» **About this exercise**
Bring together every line in the data that includes "title".

── Material for this exercise

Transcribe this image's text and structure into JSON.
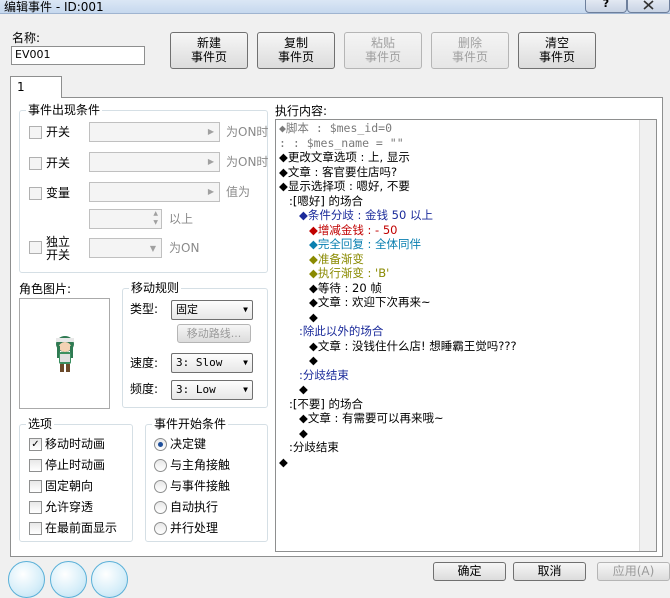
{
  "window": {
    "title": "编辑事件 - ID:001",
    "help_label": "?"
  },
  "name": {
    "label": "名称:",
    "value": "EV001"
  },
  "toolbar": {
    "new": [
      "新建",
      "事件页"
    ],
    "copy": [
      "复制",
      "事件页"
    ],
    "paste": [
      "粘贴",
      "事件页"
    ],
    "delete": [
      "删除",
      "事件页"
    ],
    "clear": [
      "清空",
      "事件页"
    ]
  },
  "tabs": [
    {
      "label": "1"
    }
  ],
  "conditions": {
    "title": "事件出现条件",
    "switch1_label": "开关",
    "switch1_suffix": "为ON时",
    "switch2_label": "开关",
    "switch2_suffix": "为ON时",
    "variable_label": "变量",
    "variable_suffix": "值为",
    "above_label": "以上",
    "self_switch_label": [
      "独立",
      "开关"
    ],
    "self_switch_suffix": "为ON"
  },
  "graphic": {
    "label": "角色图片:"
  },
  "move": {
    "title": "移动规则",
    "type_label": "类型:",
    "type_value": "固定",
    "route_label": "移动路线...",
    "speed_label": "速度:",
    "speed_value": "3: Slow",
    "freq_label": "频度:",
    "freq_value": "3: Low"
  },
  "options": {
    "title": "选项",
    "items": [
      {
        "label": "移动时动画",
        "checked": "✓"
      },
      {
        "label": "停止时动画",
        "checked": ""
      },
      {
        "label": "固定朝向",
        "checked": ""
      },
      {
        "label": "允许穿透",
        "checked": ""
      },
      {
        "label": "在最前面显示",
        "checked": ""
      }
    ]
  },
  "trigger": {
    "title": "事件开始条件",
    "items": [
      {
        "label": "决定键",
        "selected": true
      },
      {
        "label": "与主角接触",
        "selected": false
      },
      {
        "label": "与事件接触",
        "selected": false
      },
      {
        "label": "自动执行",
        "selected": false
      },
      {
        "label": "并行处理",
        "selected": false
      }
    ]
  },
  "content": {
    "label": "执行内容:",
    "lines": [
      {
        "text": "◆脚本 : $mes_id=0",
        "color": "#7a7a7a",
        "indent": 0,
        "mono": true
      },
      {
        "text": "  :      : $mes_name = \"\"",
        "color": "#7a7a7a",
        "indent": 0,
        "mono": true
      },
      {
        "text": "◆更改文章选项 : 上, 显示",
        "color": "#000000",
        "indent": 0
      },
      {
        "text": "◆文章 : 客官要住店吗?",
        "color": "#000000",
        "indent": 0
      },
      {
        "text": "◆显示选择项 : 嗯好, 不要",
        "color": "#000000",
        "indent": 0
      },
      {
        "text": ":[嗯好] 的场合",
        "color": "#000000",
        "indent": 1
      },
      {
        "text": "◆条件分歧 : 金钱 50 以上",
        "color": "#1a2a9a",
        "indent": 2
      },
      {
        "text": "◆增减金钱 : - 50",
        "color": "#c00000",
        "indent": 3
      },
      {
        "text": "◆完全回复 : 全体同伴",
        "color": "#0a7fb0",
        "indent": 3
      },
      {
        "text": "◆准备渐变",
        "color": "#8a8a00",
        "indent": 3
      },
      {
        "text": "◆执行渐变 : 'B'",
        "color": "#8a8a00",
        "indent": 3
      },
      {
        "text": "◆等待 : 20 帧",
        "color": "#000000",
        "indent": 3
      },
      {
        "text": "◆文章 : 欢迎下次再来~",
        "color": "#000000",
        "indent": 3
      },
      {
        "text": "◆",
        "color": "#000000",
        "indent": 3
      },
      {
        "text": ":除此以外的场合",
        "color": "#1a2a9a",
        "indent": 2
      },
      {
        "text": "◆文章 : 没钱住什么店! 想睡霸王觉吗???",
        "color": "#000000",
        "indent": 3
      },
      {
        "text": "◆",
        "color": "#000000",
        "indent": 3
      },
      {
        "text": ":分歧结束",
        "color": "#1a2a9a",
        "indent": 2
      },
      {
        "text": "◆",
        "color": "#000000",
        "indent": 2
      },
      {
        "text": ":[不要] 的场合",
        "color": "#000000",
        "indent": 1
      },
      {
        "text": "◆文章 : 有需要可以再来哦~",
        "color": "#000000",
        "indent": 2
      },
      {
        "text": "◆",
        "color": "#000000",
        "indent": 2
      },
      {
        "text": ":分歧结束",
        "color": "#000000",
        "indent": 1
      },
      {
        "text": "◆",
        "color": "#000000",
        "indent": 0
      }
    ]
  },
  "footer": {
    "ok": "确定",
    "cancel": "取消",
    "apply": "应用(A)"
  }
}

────
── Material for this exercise

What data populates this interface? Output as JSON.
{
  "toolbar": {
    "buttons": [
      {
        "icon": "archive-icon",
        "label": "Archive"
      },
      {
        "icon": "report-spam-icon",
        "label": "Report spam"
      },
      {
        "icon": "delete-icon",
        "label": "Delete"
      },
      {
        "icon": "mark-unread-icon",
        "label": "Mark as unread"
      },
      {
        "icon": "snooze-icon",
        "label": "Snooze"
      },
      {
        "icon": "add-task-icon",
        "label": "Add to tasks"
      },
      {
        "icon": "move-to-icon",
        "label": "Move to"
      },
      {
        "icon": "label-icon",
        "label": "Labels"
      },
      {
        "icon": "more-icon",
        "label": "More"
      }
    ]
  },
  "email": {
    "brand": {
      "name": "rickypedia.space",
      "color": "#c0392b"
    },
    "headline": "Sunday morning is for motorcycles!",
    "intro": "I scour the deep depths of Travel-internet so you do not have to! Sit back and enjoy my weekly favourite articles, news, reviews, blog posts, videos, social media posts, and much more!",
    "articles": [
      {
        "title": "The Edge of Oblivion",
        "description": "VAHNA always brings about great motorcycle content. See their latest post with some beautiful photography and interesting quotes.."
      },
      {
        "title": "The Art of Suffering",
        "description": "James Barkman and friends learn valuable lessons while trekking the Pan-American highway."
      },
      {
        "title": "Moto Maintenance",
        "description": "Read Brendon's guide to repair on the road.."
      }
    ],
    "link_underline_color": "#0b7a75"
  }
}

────

» **Solved problem**
    "title": "编辑事件 - ID:001",
    "title": "事件出现条件",
    "title": "移动规则",
    "title": "选项",
    "title": "事件开始条件",
        "title": "The Edge of Oblivion",
        "title": "The Art of Suffering",
        "title": "Moto Maintenance",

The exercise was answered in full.